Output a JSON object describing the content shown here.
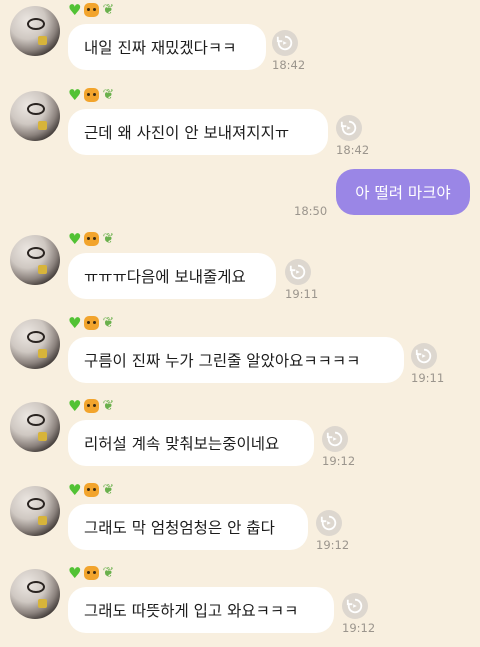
{
  "messages": [
    {
      "text": "내일 진짜 재밌겠다ㅋㅋ",
      "time": "18:42"
    },
    {
      "text": "근데 왜 사진이 안 보내져지지ㅠ",
      "time": "18:42"
    },
    {
      "text": "ㅠㅠㅠ다음에 보내줄게요",
      "time": "19:11"
    },
    {
      "text": "구름이 진짜 누가 그린줄 알았아요ㅋㅋㅋㅋ",
      "time": "19:11"
    },
    {
      "text": "리허설 계속 맞춰보는중이네요",
      "time": "19:12"
    },
    {
      "text": "그래도 막 엄청엄청은 안 춥다",
      "time": "19:12"
    },
    {
      "text": "그래도 따뜻하게 입고 와요ㅋㅋㅋ",
      "time": "19:12"
    }
  ],
  "outgoing": {
    "text": "아 떨려 마크야",
    "time": "18:50"
  },
  "emoji_badges": [
    "green-heart",
    "tiger-face",
    "seedling"
  ],
  "colors": {
    "background": "#f8efdf",
    "incoming_bubble": "#ffffff",
    "outgoing_bubble": "#9a86e6",
    "time_text": "#9b958d"
  }
}
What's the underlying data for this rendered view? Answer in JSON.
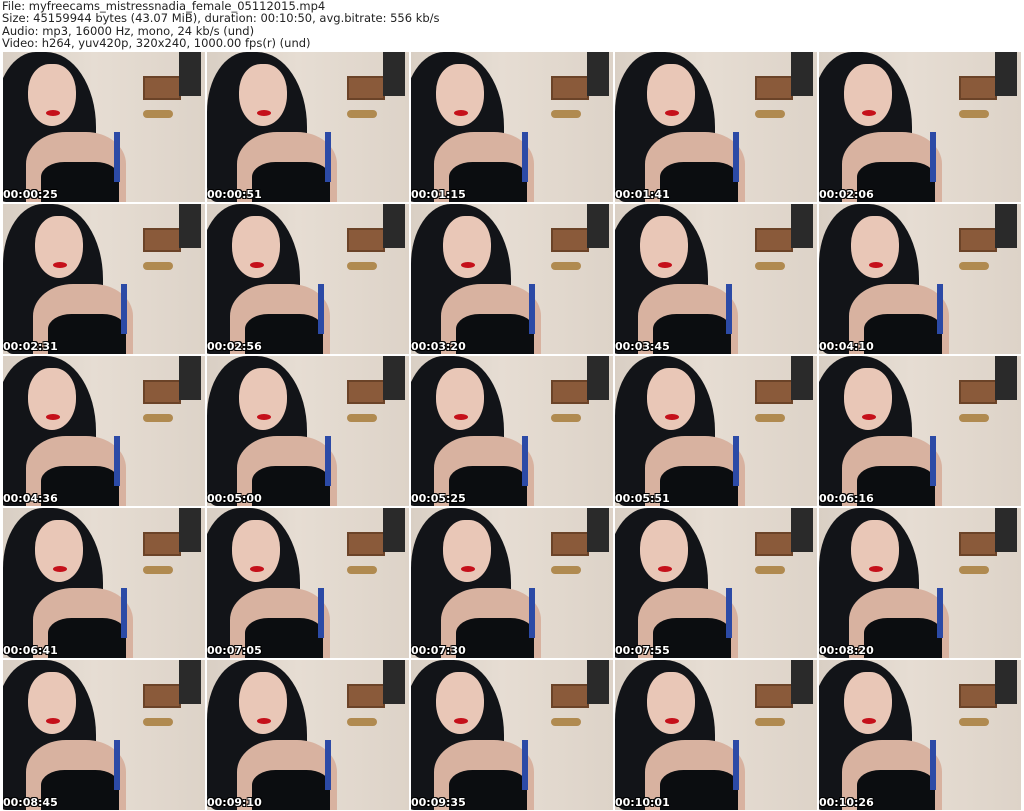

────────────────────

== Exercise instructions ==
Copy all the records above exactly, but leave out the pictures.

== Task solution ==
Output a JSON object describing the content shown here.
{
  "messages": [
    {
      "text": "내일 진짜 재밌겠다ㅋㅋ",
      "time": "18:42"
    },
    {
      "text": "근데 왜 사진이 안 보내져지지ㅠ",
      "time": "18:42"
    },
    {
      "text": "ㅠㅠㅠ다음에 보내줄게요",
      "time": "19:11"
    },
    {
      "text": "구름이 진짜 누가 그린줄 알았아요ㅋㅋㅋㅋ",
      "time": "19:11"
    },
    {
      "text": "리허설 계속 맞춰보는중이네요",
      "time": "19:12"
    },
    {
      "text": "그래도 막 엄청엄청은 안 춥다",
      "time": "19:12"
    },
    {
      "text": "그래도 따뜻하게 입고 와요ㅋㅋㅋ",
      "time": "19:12"
    }
  ],
  "outgoing": {
    "text": "아 떨려 마크야",
    "time": "18:50"
  },
  "emoji_badges": [
    "green-heart",
    "tiger-face",
    "seedling"
  ],
  "colors": {
    "background": "#f8efdf",
    "incoming_bubble": "#ffffff",
    "outgoing_bubble": "#9a86e6",
    "time_text": "#9b958d"
  }
}
What's the underlying data for this rendered view? Answer in JSON.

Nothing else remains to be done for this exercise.